Santa Fe County District Attorney Mary Carmack-Altwies is speaking out about last week’s fatal movie-set shooting.
On Thursday, actor Alec Baldwin discharged a firearm – he was told was “cold” or unloaded – while rehearsing for the upcoming film “Rust” on the set near Santa Fe, New Mexico. It ultimately resulted in the death of cinematographer Halyna Hutchins.
Director Joel Souza was wounded by the projectile but has since been released from a hospital.
Carmack-Altwies recently spoke with The New York Times, explaining why she takes issue with the term “prop gun,” which has been used in connection with the incident, calling it misleading.
“It was a legit gun,” she told the outlet. “It was an antique, era-appropriate gun.”
Carmack-Altwies did not offer any additional information on the type of gun, but three revolvers were included on an inventory list of items collected by authorities from the set of the western-genre film amid their investigation.
Gun safety expert Tom Gresham recently told Fox News that the term “prop gun” was “without meaning.”
“A prop gun can be a real firearm that’s just used as a prop in a movie. People are making the mistake of thinking ‘prop gun’ means a gun that doesn’t fire. That’s not true at all,” he explained. “A prop gun is just a gun that’s used in a movie that could be a live gun, or it could be an inert gun. So there’s a lot of misunderstanding on that and people who think they know what that term means or getting confused by it.”
Furthermore, weapons armorer Bryan Carpenter also told Fox News the term “prop gun” refers to “a gun that’s made out of rubber.”
“Either soft rubber or hard rubber, and/or plastic, and they’re used when you don’t need a real gun. In other words, it’s not going to be firing blanks,” he said. “You use them for stunt performers who are going to be coming through a window, or the gun’s going to go flying across the floor in a scene, or they’re having a fight scene where they’re going to be hitting each other with the gun, or for rehearsals where a gun is not needed.”
In her discussion with the Times, Carmack-Altwies noted that there was a large number of bullets on the set of the movie.
“There were an enormous amount of bullets on this set, and we need to find out what kinds they were,” she said.
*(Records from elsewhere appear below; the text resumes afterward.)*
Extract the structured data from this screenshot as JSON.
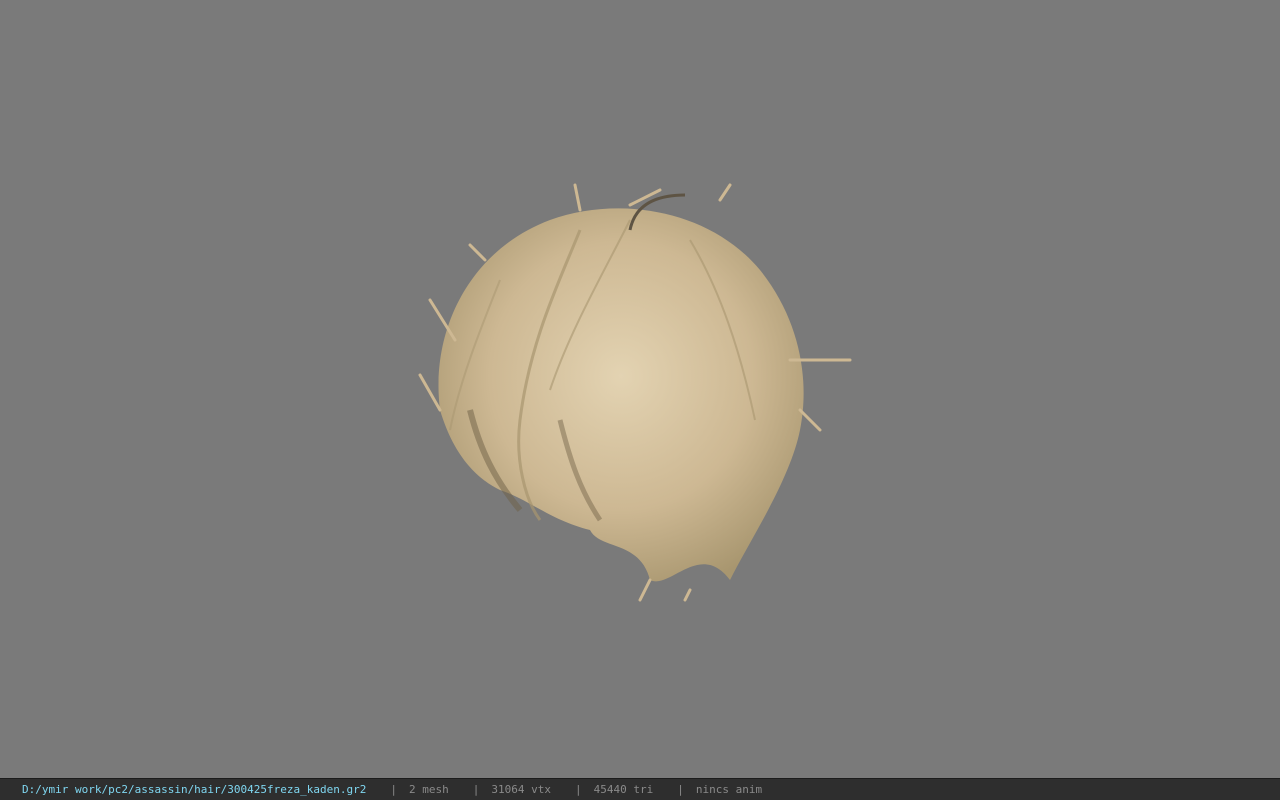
{
  "viewport": {
    "background_color": "#7a7a7a",
    "model": {
      "icon": "hair-mesh-render",
      "hair_color": "#cdb893",
      "hair_shadow_color": "#8e7c5f"
    }
  },
  "statusbar": {
    "file_path": "D:/ymir work/pc2/assassin/hair/300425freza_kaden.gr2",
    "separator": "|",
    "mesh_count": "2 mesh",
    "vertex_count": "31064 vtx",
    "triangle_count": "45440 tri",
    "anim_status": "nincs anim",
    "path_color": "#7fd6f0",
    "text_color": "#8a8a8a"
  }
}
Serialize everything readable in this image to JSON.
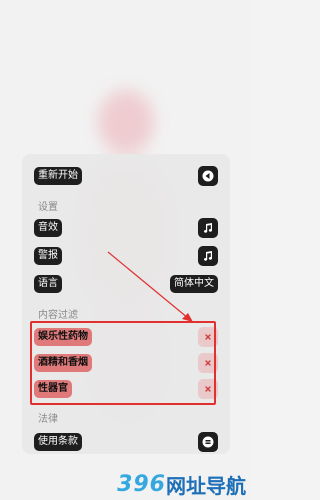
{
  "menu": {
    "restart_label": "重新开始",
    "settings_section": "设置",
    "sound_label": "音效",
    "alarm_label": "警报",
    "language_label": "语言",
    "language_value": "简体中文",
    "content_filter_section": "内容过滤",
    "filters": [
      {
        "label": "娱乐性药物",
        "state": "off"
      },
      {
        "label": "酒精和香烟",
        "state": "off"
      },
      {
        "label": "性器官",
        "state": "off"
      }
    ],
    "law_section": "法律",
    "terms_label": "使用条款"
  },
  "icons": {
    "restart": "play-back-icon",
    "sound": "music-note-icon",
    "alarm": "music-note-icon",
    "filter_toggle": "close-x-icon",
    "terms": "menu-lines-icon"
  },
  "colors": {
    "pill_dark": "#1e1e1e",
    "filter_red": "#e07a7a",
    "highlight_border": "#e03030",
    "watermark_num": "#35a8e0",
    "watermark_text": "#1d6fb8"
  },
  "watermark": {
    "number": "396",
    "text": "网址导航"
  }
}
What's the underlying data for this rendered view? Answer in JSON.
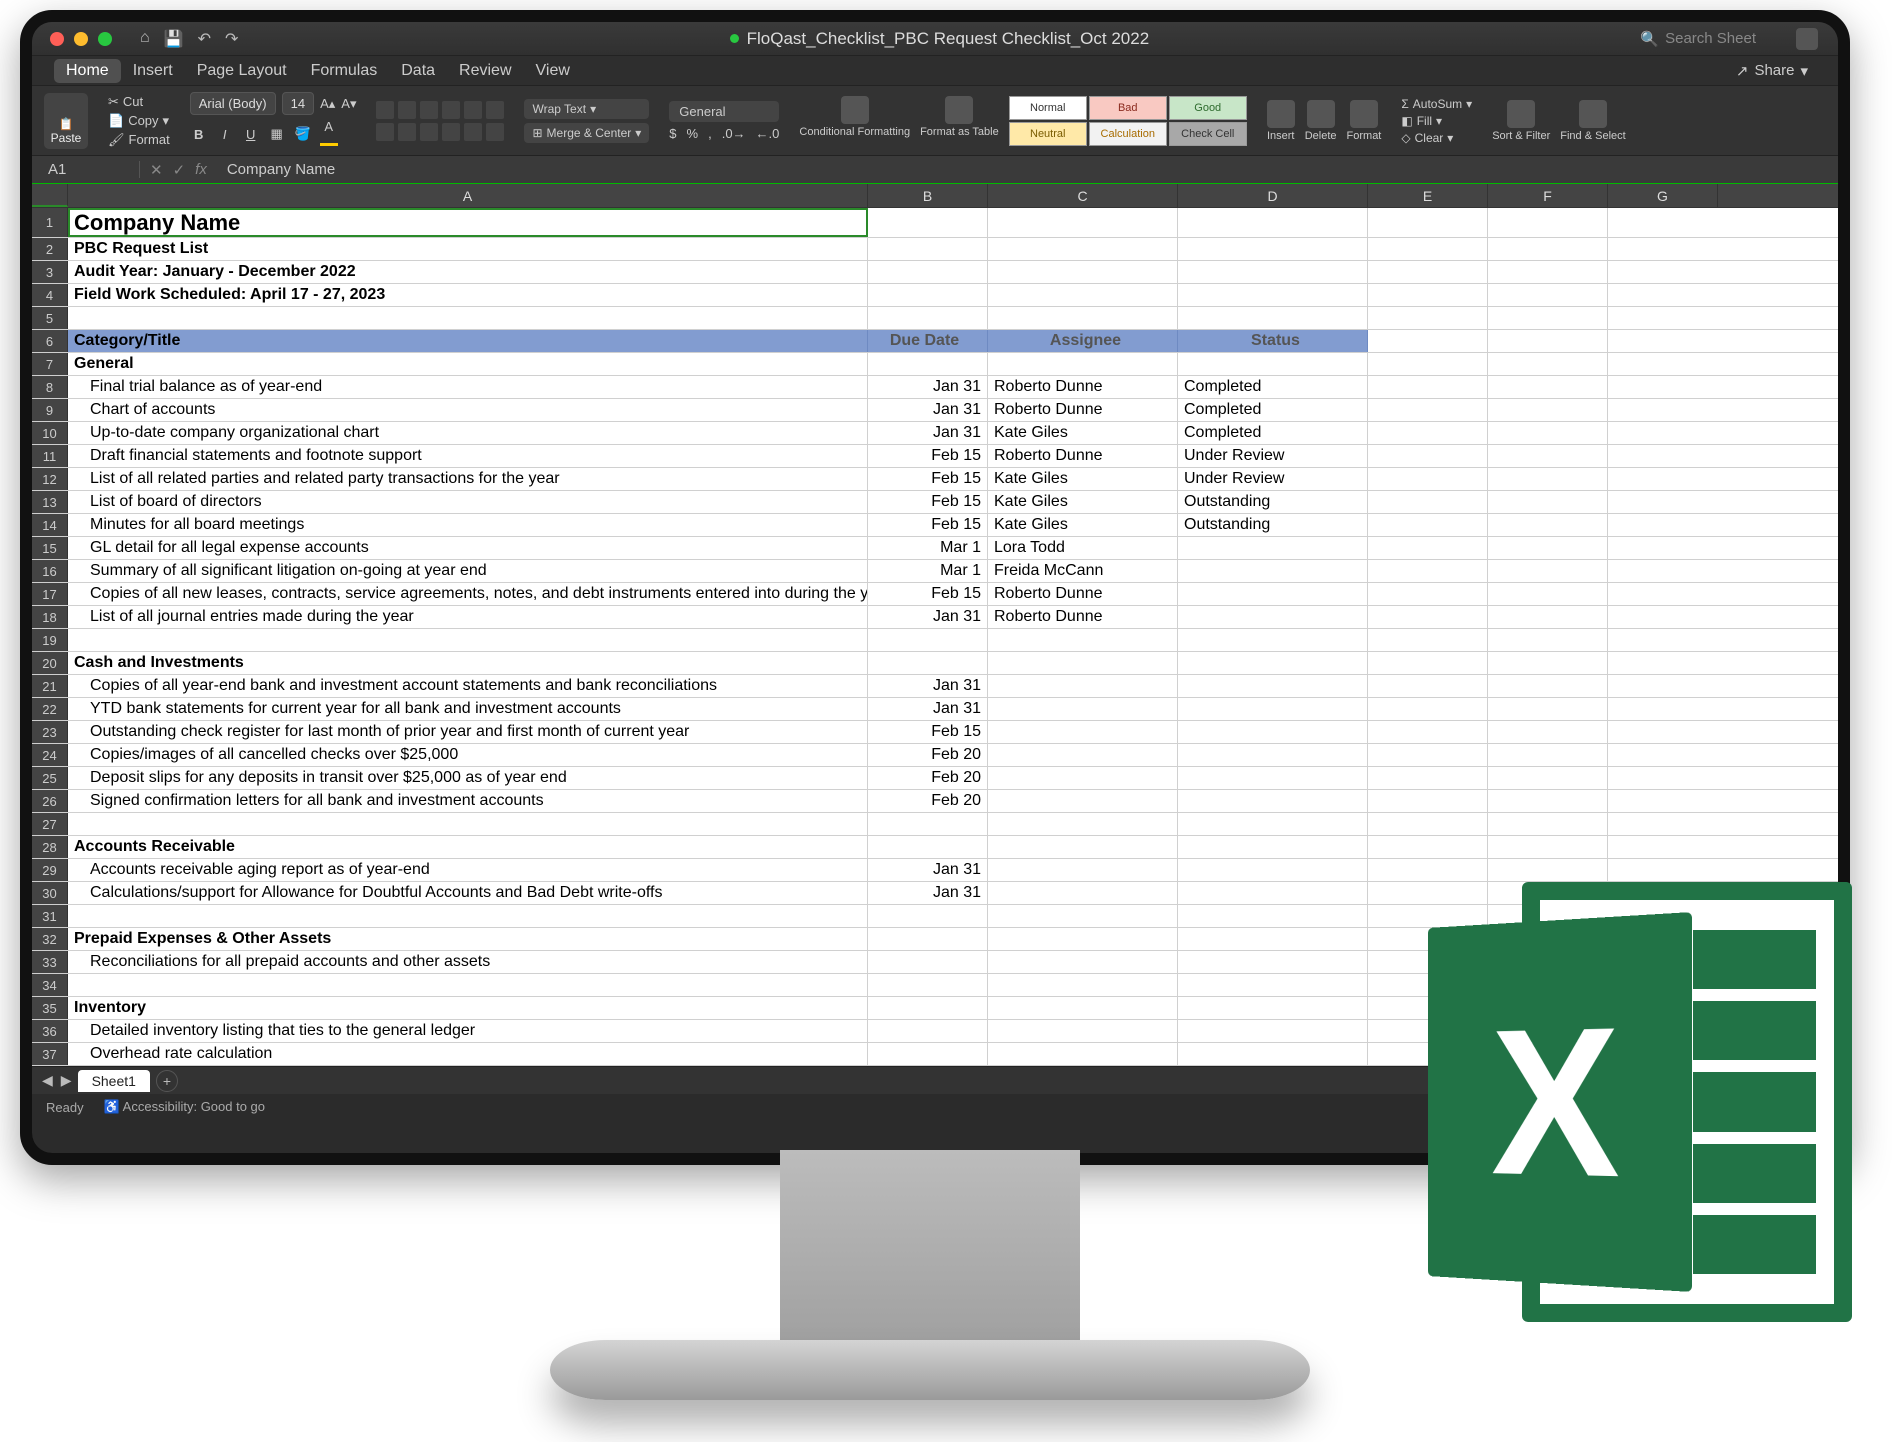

The inventory list indicated that they collected several cases of ammunition – including multiple boxes and a fanny pack – as well as loose items. The inventory did not specify the exact amount of ammunition that was collected.
The district attorney also said that the filing of criminal charges is a possibility as the investigation continues.
“We haven’t ruled out anything,” she explained. “Everything at this point, including criminal charges, is on the table.”
Fox News’ Jessica Napoli and Stephanie Nolasco contributed to this report.